A clutch of power plants coming up in Orissa and Chhattisgarh may have to grossly underutilise their capacities over the next three years, resulting in generation losses in excess of Rs 1 lakh crore for these private sector players, an unfortunate situation in a country starved of electricity.
The plants could be compelled to run at below full capacity because the likely delay in the setting up of the transmission network to wheel the power to open-access consumers in the northern and western regions of the country. The potential surplus power from these plants with a combined capacity of 25,000 MW, and involving investments over Rs 1.25 lakh crore, can’t be sold in the two coal-bearing home states due to the lack of demand. The bulk of the power from these plants was meant to be sold outside these states.
These plants are being developed by private players that include Jindal Steel, Sterlite Energy, KSK Energy and Visa Power. The developers have booked 24,000 MW transmission capacity with central transmission utility Power Grid Corporation of India under long-term open access for wheeling power to consumers in the northern and western regions.

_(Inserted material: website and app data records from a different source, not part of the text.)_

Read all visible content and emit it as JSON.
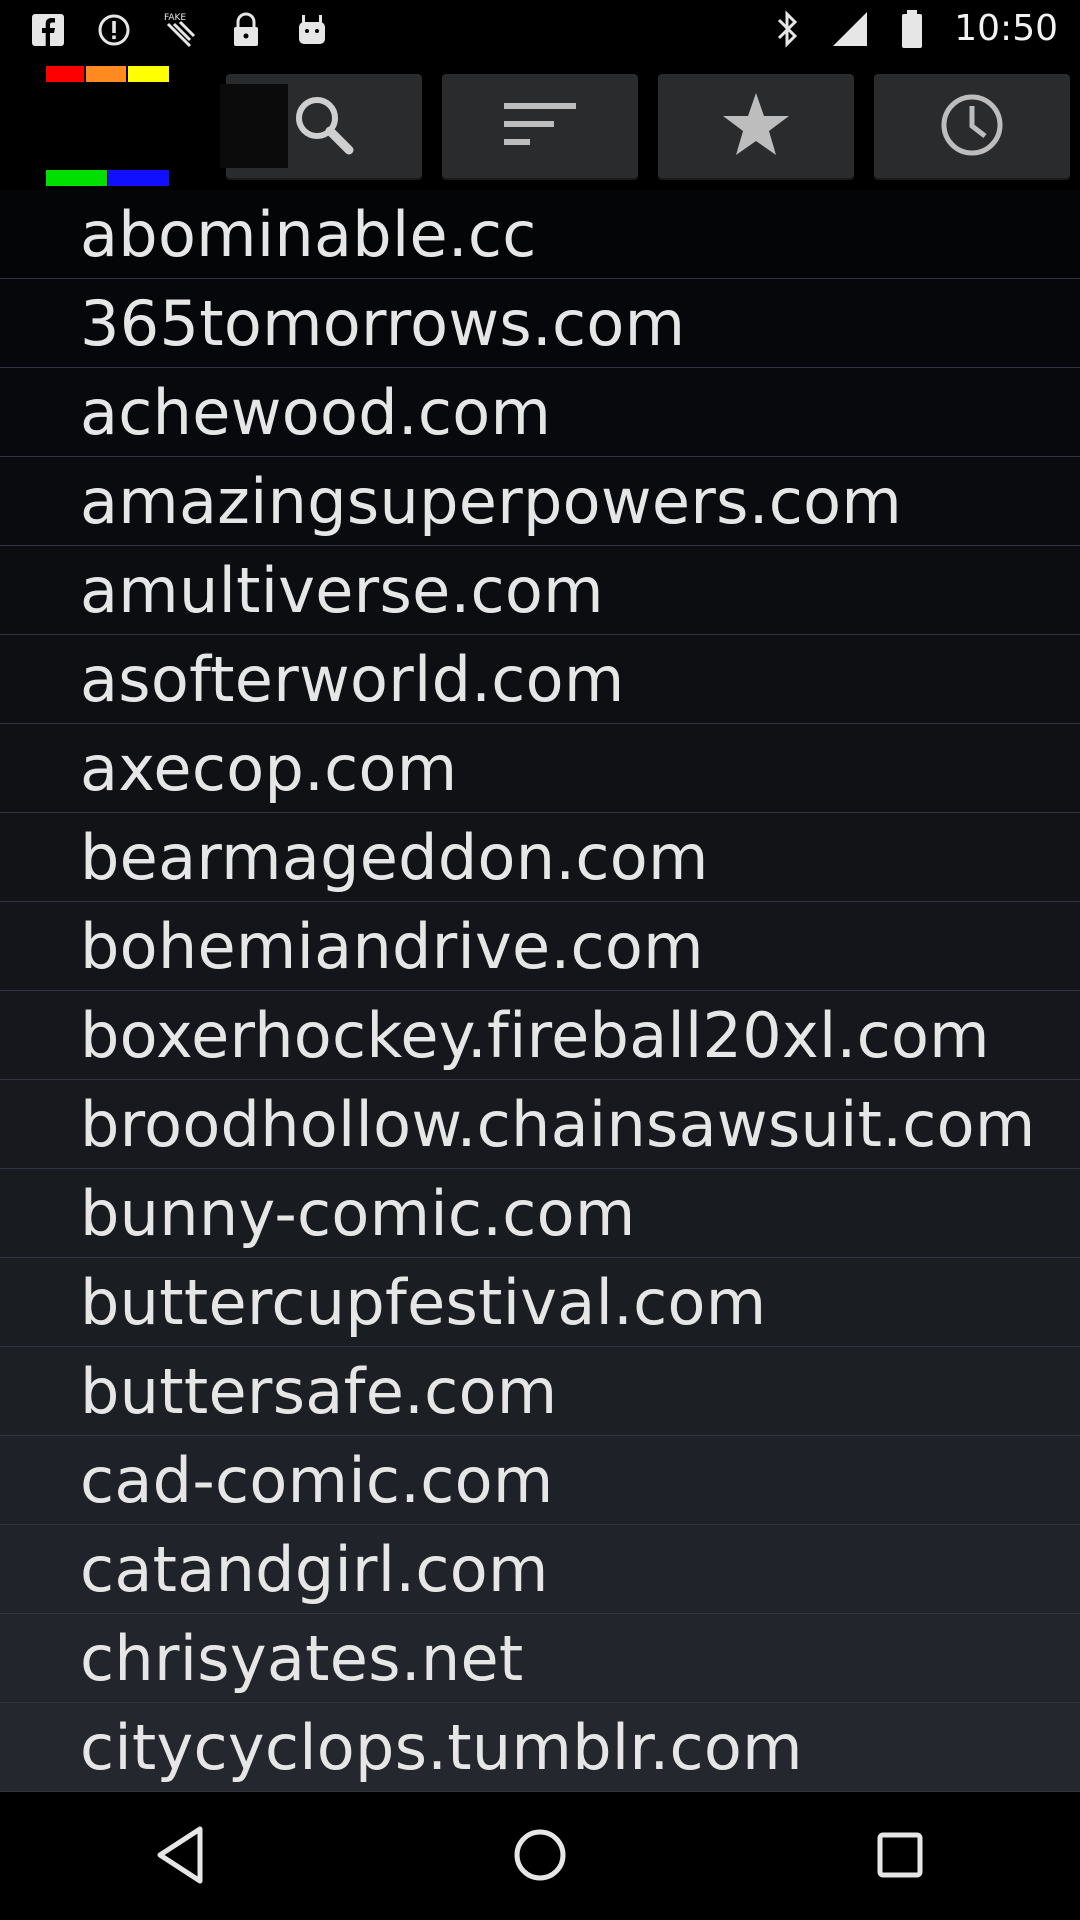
{
  "status_bar": {
    "time": "10:50",
    "icons": [
      "facebook-icon",
      "alert-icon",
      "flask-icon",
      "lock-icon",
      "android-icon",
      "bluetooth-icon",
      "signal-icon",
      "battery-icon"
    ]
  },
  "header": {
    "logo_colors": [
      "#ff0000",
      "#ff8a1f",
      "#ffff00",
      "#00e000",
      "#1010ff"
    ],
    "tabs": [
      {
        "name": "search",
        "icon": "search-icon"
      },
      {
        "name": "sort",
        "icon": "sort-icon"
      },
      {
        "name": "favorites",
        "icon": "star-icon"
      },
      {
        "name": "recent",
        "icon": "clock-icon"
      }
    ]
  },
  "list": {
    "items": [
      "abominable.cc",
      "365tomorrows.com",
      "achewood.com",
      "amazingsuperpowers.com",
      "amultiverse.com",
      "asofterworld.com",
      "axecop.com",
      "bearmageddon.com",
      "bohemiandrive.com",
      "boxerhockey.fireball20xl.com",
      "broodhollow.chainsawsuit.com",
      "bunny-comic.com",
      "buttercupfestival.com",
      "buttersafe.com",
      "cad-comic.com",
      "catandgirl.com",
      "chrisyates.net",
      "citycyclops.tumblr.com"
    ]
  },
  "navbar": {
    "buttons": [
      "back-icon",
      "home-icon",
      "recents-icon"
    ]
  }
}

Half the planned capacity has already been commissioned but the transmission bottleneck has meant the plants are running at a plant load factor (PLF) of 30-50%, much lower than the 85% normal capacity utilisation. The projected loss in generation, consequently, could be to the tune of 3,720 MW in 2013-14. That translates into a revenue loss of Rs 10,400 crore if the cost of electricity is taken at Rs 4 a unit.
This figure could reach Rs 52,400 crore in FY16 if transmission projects don’t take off. The 10 750-kV inter-regional transmission lines connecting Jharsuguda in Orissa with Aurangabad in Maharashtra via Bhopal were expected to be commissioned by end of March but are now likely to slip by one to two years primarily due to issues relating to diversion of forest land.
All companies, except central sector PSUs, are required to provide alternative land for afforestation while acquiring forest land to set up projects.
Alarmed at the prospect of